Charles White, Our Land, 1951, © The Charles White ArchivesCharles White, Our Land (detail), 1951, © The Charles White Archives 


About Charles White

Charles White (1918-1979) was a renowned draftsman, painter, printmaker, graphic artist, and activist. Born and raised in Chicago, he also lived in New York and Los Angeles, and was a critical member of creative communities in each of these cities as an artist, activist, and educator. Determined to employ art in the struggle for social change, White created dignified portrayals of the African-American experience through figurative representations, scale, and form. 

Charles White in Los Angeles

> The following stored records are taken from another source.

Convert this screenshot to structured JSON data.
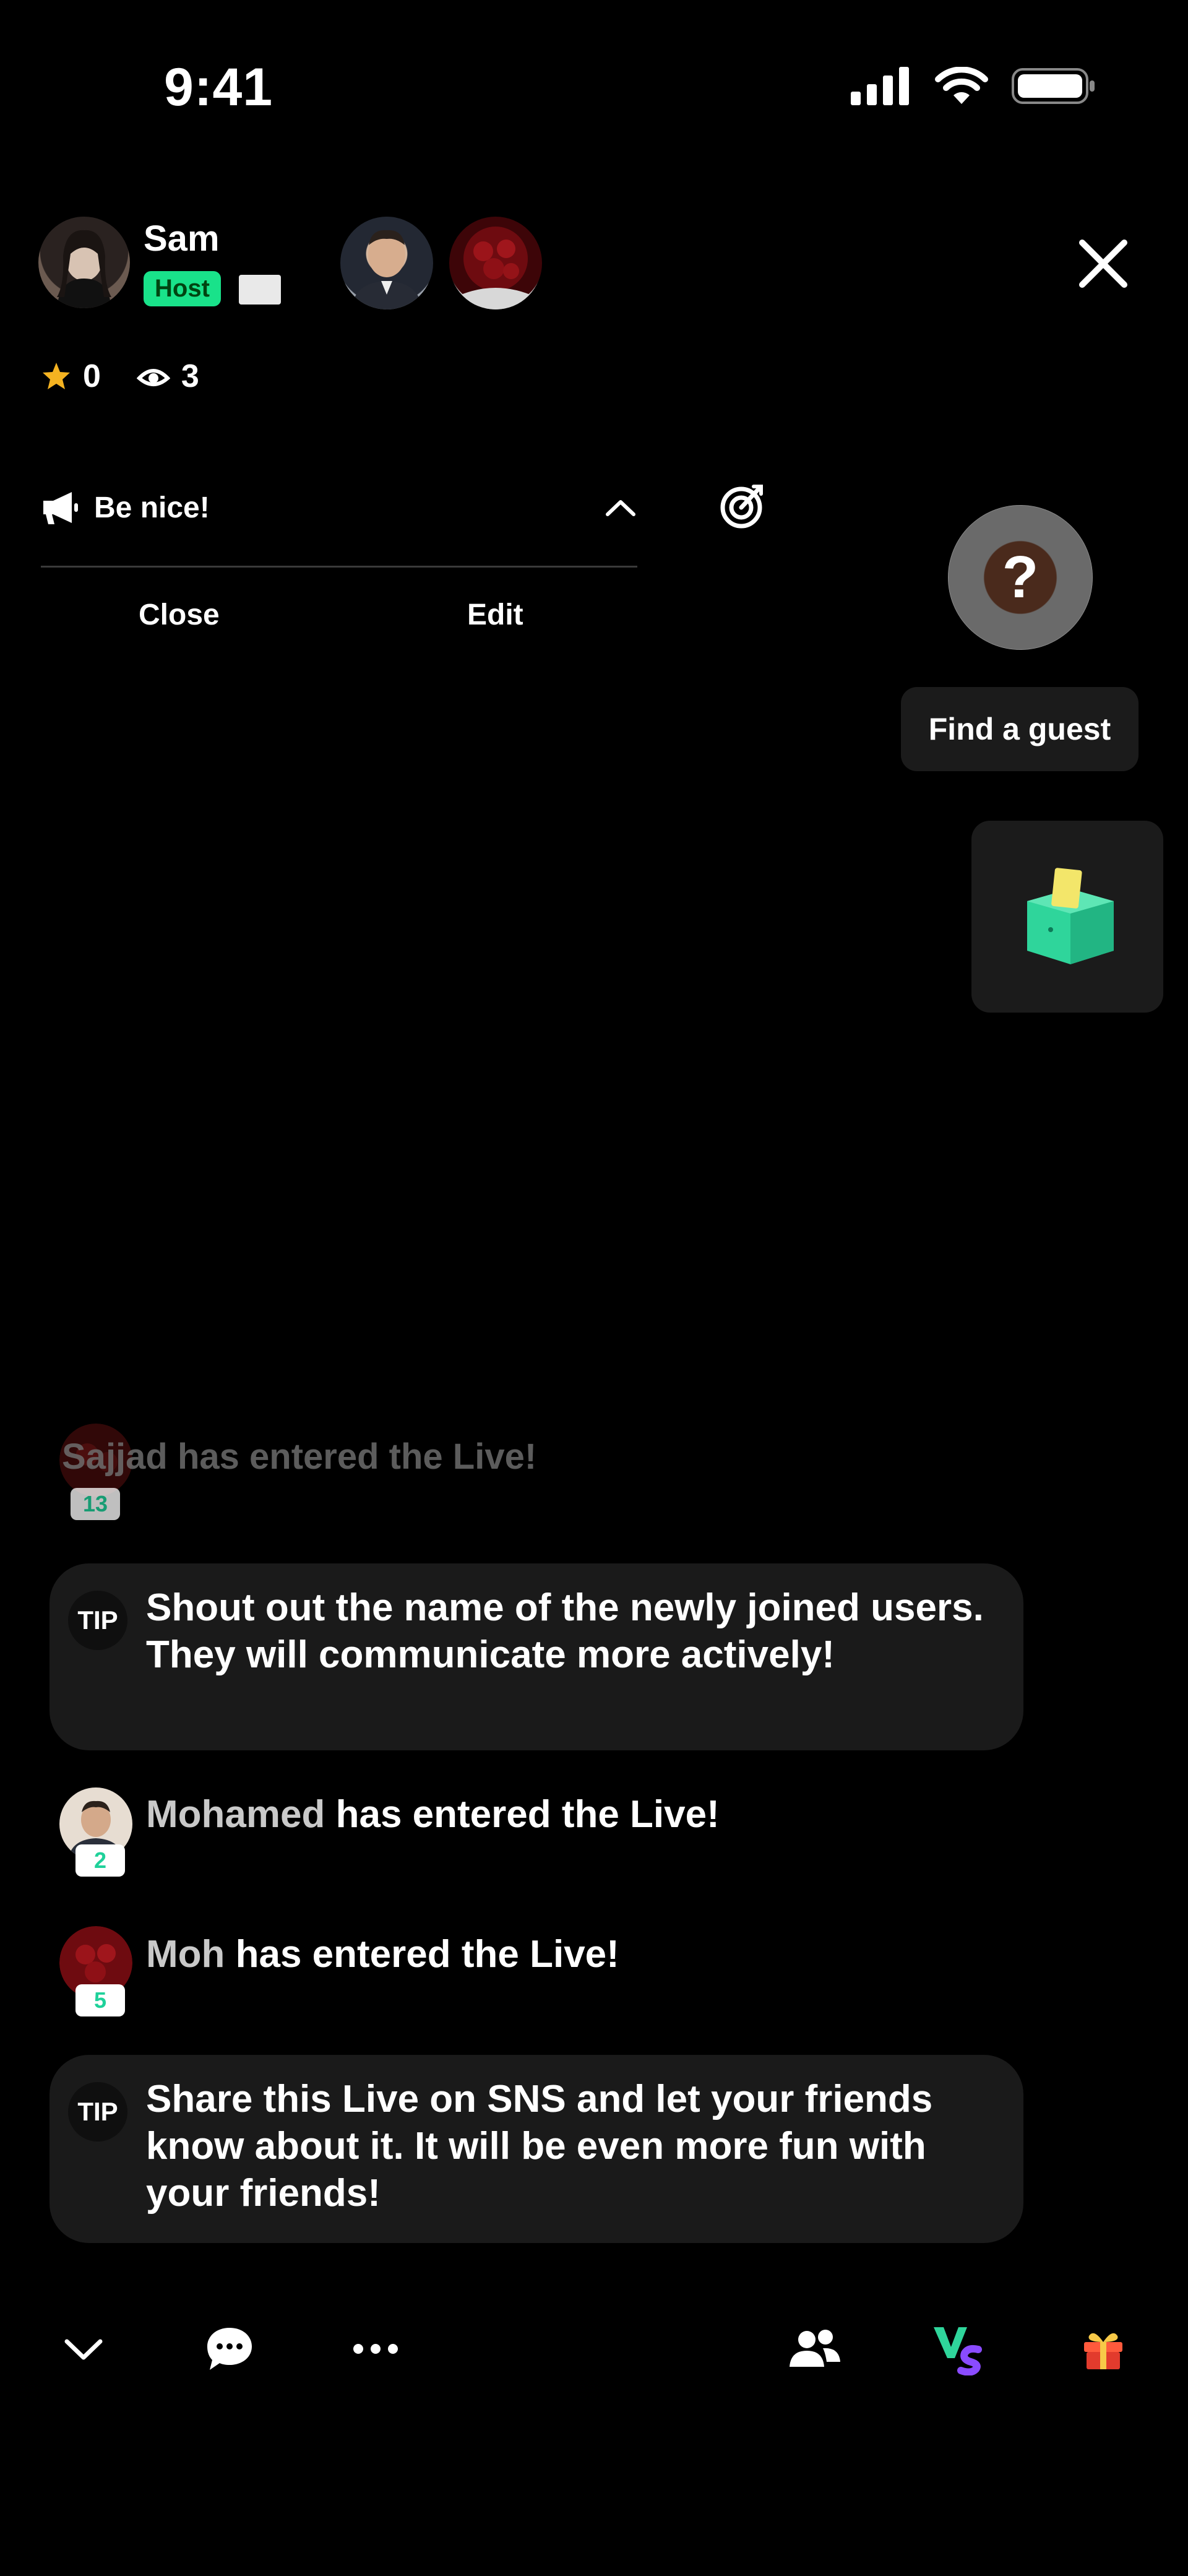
{
  "status_bar": {
    "time": "9:41"
  },
  "host": {
    "name": "Sam",
    "role_badge": "Host"
  },
  "stats": {
    "stars": "0",
    "viewers": "3"
  },
  "notice": {
    "text": "Be nice!",
    "close_label": "Close",
    "edit_label": "Edit"
  },
  "find_guest": {
    "question_mark": "?",
    "label": "Find a guest"
  },
  "chat": {
    "faded_message": "Sajjad has entered the Live!",
    "faded_level": "13",
    "tip1": {
      "label": "TIP",
      "text": "Shout out the name of the newly joined users. They will communicate more actively!"
    },
    "msg1": {
      "user": "Mohamed",
      "text": " has entered the Live!",
      "level": "2"
    },
    "msg2": {
      "user": "Moh",
      "text": " has entered the Live!",
      "level": "5"
    },
    "tip2": {
      "label": "TIP",
      "text": "Share this Live on SNS and let your friends know about it. It will be even more fun with your friends!"
    }
  },
  "colors": {
    "accent_green": "#19e28a",
    "level_green": "#1fd19a",
    "star": "#f5b321",
    "gift_red": "#e23b2d"
  }
}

White arrived in Los Angeles from New York in 1956, and his artistic practice centered around the celebration and documentation of the contribution of African-Americans. White cultivated relationships with artists, musicians, writers, and actors in the respective cities he called home. White was a collaborator on television and film projects, including Anna Lucasta (1958) and An Evening With Belafonte (1957), for which he received an Emmy nomination. Additionally, White’s work would not only be featured but woven into the storylines of films, such as that of Sidney Poitier’s Guess Who’s Coming to Dinner (1967) and For the Love of Ivy (1968). White would also receive a Grammy nomination for Best Album Cover—Graphic Arts in 1965 for his reproduction on the cover of Spirituals for Orchestra—Dance Symphony.